**Records**:
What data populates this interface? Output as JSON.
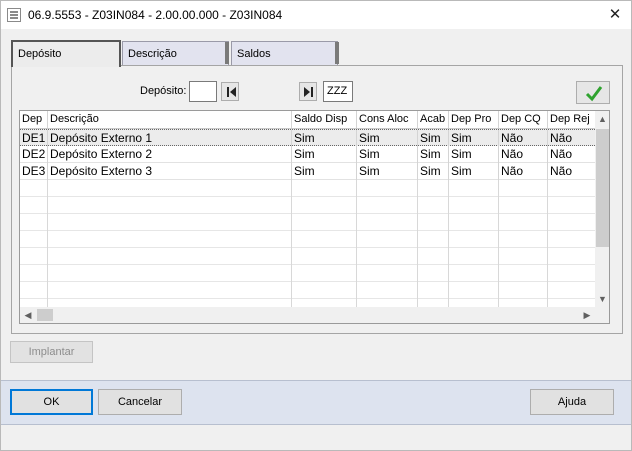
{
  "window": {
    "title": "06.9.5553 - Z03IN084 - 2.00.00.000 - Z03IN084",
    "close_glyph": "✕"
  },
  "tabs": [
    {
      "label": "Depósito",
      "active": true
    },
    {
      "label": "Descrição",
      "active": false
    },
    {
      "label": "Saldos",
      "active": false
    }
  ],
  "filter": {
    "deposito_label": "Depósito:",
    "deposito_value": "",
    "zzz_value": "ZZZ"
  },
  "grid": {
    "columns": [
      "Dep",
      "Descrição",
      "Saldo Disp",
      "Cons Aloc",
      "Acab",
      "Dep Pro",
      "Dep CQ",
      "Dep Rej"
    ],
    "rows": [
      [
        "DE1",
        "Depósito Externo 1",
        "Sim",
        "Sim",
        "Sim",
        "Sim",
        "Não",
        "Não"
      ],
      [
        "DE2",
        "Depósito Externo 2",
        "Sim",
        "Sim",
        "Sim",
        "Sim",
        "Não",
        "Não"
      ],
      [
        "DE3",
        "Depósito Externo 3",
        "Sim",
        "Sim",
        "Sim",
        "Sim",
        "Não",
        "Não"
      ]
    ],
    "selected_row": 0
  },
  "buttons": {
    "implantar": "Implantar",
    "ok": "OK",
    "cancelar": "Cancelar",
    "ajuda": "Ajuda"
  },
  "colors": {
    "bottom_bar": "#dde3ef",
    "check_green": "#2fa32f",
    "default_button_border": "#0078d7"
  }
}
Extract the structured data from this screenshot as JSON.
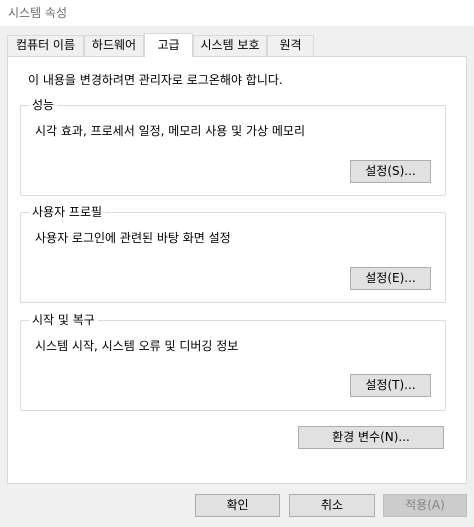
{
  "window": {
    "title": "시스템 속성"
  },
  "tabs": [
    {
      "label": "컴퓨터 이름",
      "active": false
    },
    {
      "label": "하드웨어",
      "active": false
    },
    {
      "label": "고급",
      "active": true
    },
    {
      "label": "시스템 보호",
      "active": false
    },
    {
      "label": "원격",
      "active": false
    }
  ],
  "panel": {
    "intro": "이 내용을 변경하려면 관리자로 로그온해야 합니다.",
    "performance": {
      "title": "성능",
      "description": "시각 효과, 프로세서 일정, 메모리 사용 및 가상 메모리",
      "button": "설정(S)..."
    },
    "user_profile": {
      "title": "사용자 프로필",
      "description": "사용자 로그인에 관련된 바탕 화면 설정",
      "button": "설정(E)..."
    },
    "startup_recovery": {
      "title": "시작 및 복구",
      "description": "시스템 시작, 시스템 오류 및 디버깅 정보",
      "button": "설정(T)..."
    },
    "env_button": "환경 변수(N)..."
  },
  "footer": {
    "ok": "확인",
    "cancel": "취소",
    "apply": "적용(A)"
  }
}
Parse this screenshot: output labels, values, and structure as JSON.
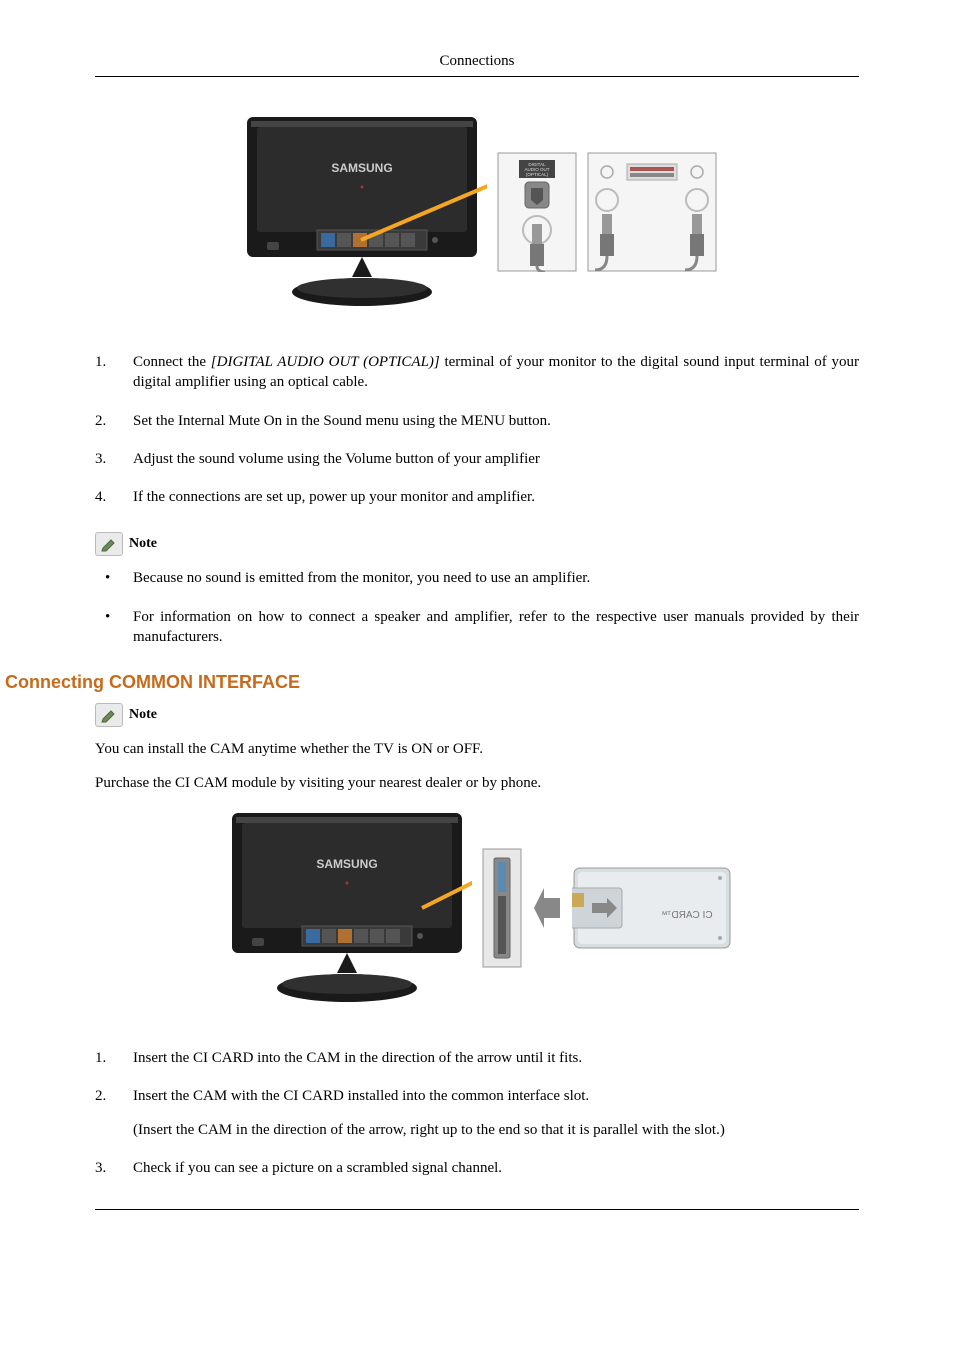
{
  "header": {
    "title": "Connections"
  },
  "figure1": {
    "brand": "SAMSUNG",
    "port_label": "DIGITAL\nAUDIO OUT\n(OPTICAL)"
  },
  "list1": {
    "i1_pre": "Connect the ",
    "i1_em": "[DIGITAL AUDIO OUT (OPTICAL)]",
    "i1_post": " terminal of your monitor to the digital sound input terminal of your digital amplifier using an optical cable.",
    "i2": "Set the Internal Mute On in the Sound menu using the MENU button.",
    "i3": "Adjust the sound volume using the Volume button of your amplifier",
    "i4": "If the connections are set up, power up your monitor and amplifier."
  },
  "note_label": "Note",
  "bullets1": {
    "b1": "Because no sound is emitted from the monitor, you need to use an amplifier.",
    "b2": "For information on how to connect a speaker and amplifier, refer to the respective user manuals provided by their manufacturers."
  },
  "section2": {
    "heading": "Connecting COMMON INTERFACE"
  },
  "para1": "You can install the CAM anytime whether the TV is ON or OFF.",
  "para2": "Purchase the CI CAM module by visiting your nearest dealer or by phone.",
  "figure2": {
    "brand": "SAMSUNG",
    "card_label": "CI CARD™"
  },
  "list2": {
    "i1": "Insert the CI CARD into the CAM in the direction of the arrow until it fits.",
    "i2": "Insert the CAM with the CI CARD installed into the common interface slot.",
    "i2_sub": "(Insert the CAM in the direction of the arrow, right up to the end so that it is parallel with the slot.)",
    "i3": "Check if you can see a picture on a scrambled signal channel."
  }
}
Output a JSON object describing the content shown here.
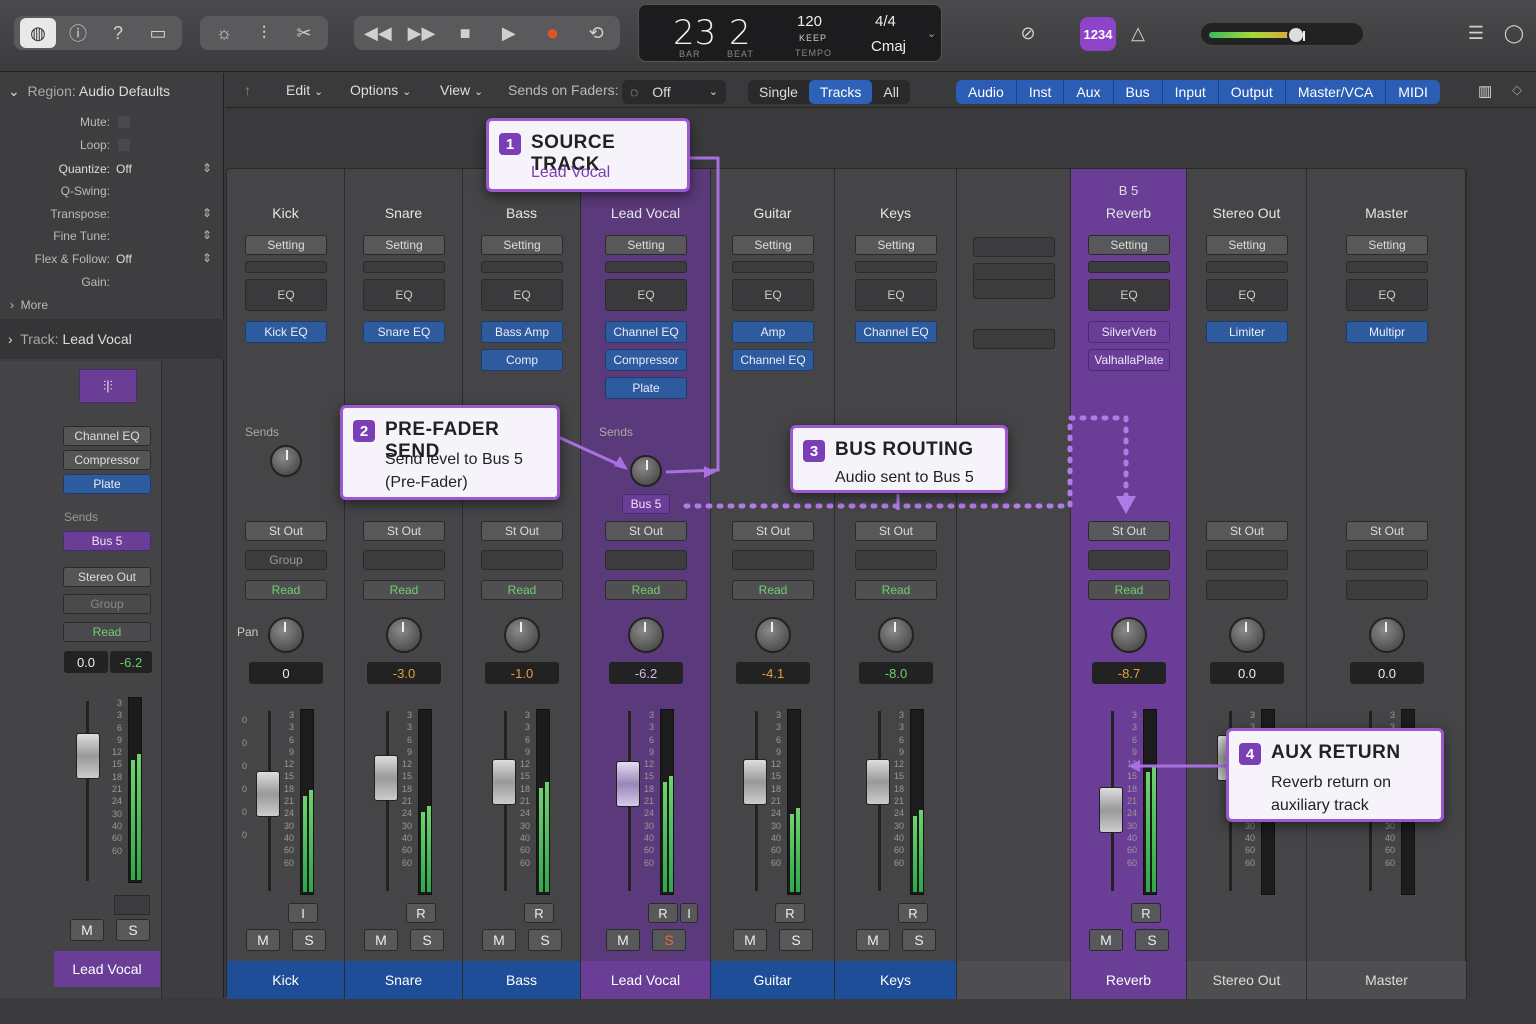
{
  "toolbar": {
    "lcd": {
      "bar": "23",
      "beat": "2",
      "bar_label": "BAR",
      "beat_label": "BEAT",
      "tempo": "120",
      "tempo_mode": "KEEP",
      "tempo_label": "TEMPO",
      "signature": "4/4",
      "key": "Cmaj"
    },
    "count_in": "1234",
    "master_volume_level": 0.62
  },
  "inspector": {
    "region_header": "Region:",
    "region_name": "Audio Defaults",
    "mute_label": "Mute:",
    "loop_label": "Loop:",
    "quantize_label": "Quantize:",
    "quantize_value": "Off",
    "qswing_label": "Q-Swing:",
    "transpose_label": "Transpose:",
    "finetune_label": "Fine Tune:",
    "flex_label": "Flex & Follow:",
    "flex_value": "Off",
    "gain_label": "Gain:",
    "more_label": "More",
    "track_header": "Track:",
    "track_name": "Lead Vocal",
    "plugins": [
      "Channel EQ",
      "Compressor",
      "Plate"
    ],
    "sends_label": "Sends",
    "send": "Bus 5",
    "output": "Stereo Out",
    "group": "Group",
    "automation": "Read",
    "vol": "0.0",
    "pan": "-6.2",
    "mute": "M",
    "solo": "S",
    "strip_name": "Lead Vocal"
  },
  "menubar": {
    "edit": "Edit",
    "options": "Options",
    "view": "View",
    "sends_on_faders": "Sends on Faders:",
    "sends_value": "Off",
    "modes": [
      "Single",
      "Tracks",
      "All"
    ],
    "types": [
      "Audio",
      "Inst",
      "Aux",
      "Bus",
      "Input",
      "Output",
      "Master/VCA",
      "MIDI"
    ]
  },
  "strips": [
    {
      "name": "Kick",
      "setting": "Setting",
      "eq": "EQ",
      "plugins": [
        "Kick EQ"
      ],
      "sends": "Sends",
      "out": "St Out",
      "group": "Group",
      "auto": "Read",
      "pan_label": "Pan",
      "value": "0",
      "m": "M",
      "s": "S",
      "rec": "I"
    },
    {
      "name": "Snare",
      "setting": "Setting",
      "eq": "EQ",
      "plugins": [
        "Snare EQ"
      ],
      "out": "St Out",
      "auto": "Read",
      "value": "-3.0",
      "m": "M",
      "s": "S",
      "rec": "R"
    },
    {
      "name": "Bass",
      "setting": "Setting",
      "eq": "EQ",
      "plugins": [
        "Bass Amp",
        "Comp"
      ],
      "out": "St Out",
      "auto": "Read",
      "value": "-1.0",
      "m": "M",
      "s": "S",
      "rec": "R"
    },
    {
      "name": "Lead Vocal",
      "setting": "Setting",
      "eq": "EQ",
      "plugins": [
        "Channel EQ",
        "Compressor",
        "Plate"
      ],
      "sends": "Sends",
      "send_bus": "Bus 5",
      "out": "St Out",
      "auto": "Read",
      "value": "-6.2",
      "m": "M",
      "s": "S",
      "rec": "R",
      "rec2": "I"
    },
    {
      "name": "Guitar",
      "setting": "Setting",
      "eq": "EQ",
      "plugins": [
        "Amp",
        "Channel EQ"
      ],
      "out": "St Out",
      "auto": "Read",
      "value": "-4.1",
      "m": "M",
      "s": "S",
      "rec": "R"
    },
    {
      "name": "Keys",
      "setting": "Setting",
      "eq": "EQ",
      "plugins": [
        "Channel EQ"
      ],
      "out": "St Out",
      "auto": "Read",
      "value": "-8.0",
      "m": "M",
      "s": "S",
      "rec": "R"
    },
    {
      "name": "Reverb",
      "input": "B 5",
      "setting": "Setting",
      "eq": "EQ",
      "plugins": [
        "SilverVerb",
        "ValhallaPlate"
      ],
      "out": "St Out",
      "auto": "Read",
      "value": "-8.7",
      "m": "M",
      "s": "S",
      "rec": "R"
    },
    {
      "name": "Stereo Out",
      "setting": "Setting",
      "eq": "EQ",
      "plugins": [
        "Limiter"
      ],
      "out": "St Out",
      "value": "0.0"
    },
    {
      "name": "Master",
      "setting": "Setting",
      "eq": "EQ",
      "plugins": [
        "Multipr"
      ],
      "out": "St Out",
      "value": "0.0"
    }
  ],
  "scale_ticks": [
    "3",
    "3",
    "6",
    "9",
    "12",
    "15",
    "18",
    "21",
    "24",
    "30",
    "40",
    "60",
    "60"
  ],
  "left_scale": [
    "0",
    "0",
    "0",
    "0",
    "0",
    "0"
  ],
  "callouts": [
    {
      "num": "1",
      "title": "SOURCE TRACK",
      "line1": "Lead Vocal"
    },
    {
      "num": "2",
      "title": "PRE-FADER SEND",
      "line1": "Send level to Bus 5",
      "line2": "(Pre-Fader)"
    },
    {
      "num": "3",
      "title": "BUS ROUTING",
      "line1": "Audio sent to Bus 5"
    },
    {
      "num": "4",
      "title": "AUX RETURN",
      "line1": "Reverb return on",
      "line2": "auxiliary track"
    }
  ],
  "colors": {
    "accent": "#9b59d0",
    "track_blue": "#1f4e99",
    "selected": "#6a3e96"
  }
}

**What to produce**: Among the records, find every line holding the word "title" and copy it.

**Exercise result**:
    "title": "06.9.5553 - Z03IN084 - 2.00.00.000 - Z03IN084",
    "title": "시스템 속성"
      "title": "성능",
      "title": "사용자 프로필",
      "title": "시작 및 복구",
    "title": "Connections"
      "title": "SOURCE TRACK",
      "title": "PRE-FADER SEND",
      "title": "BUS ROUTING",
      "title": "AUX RETURN",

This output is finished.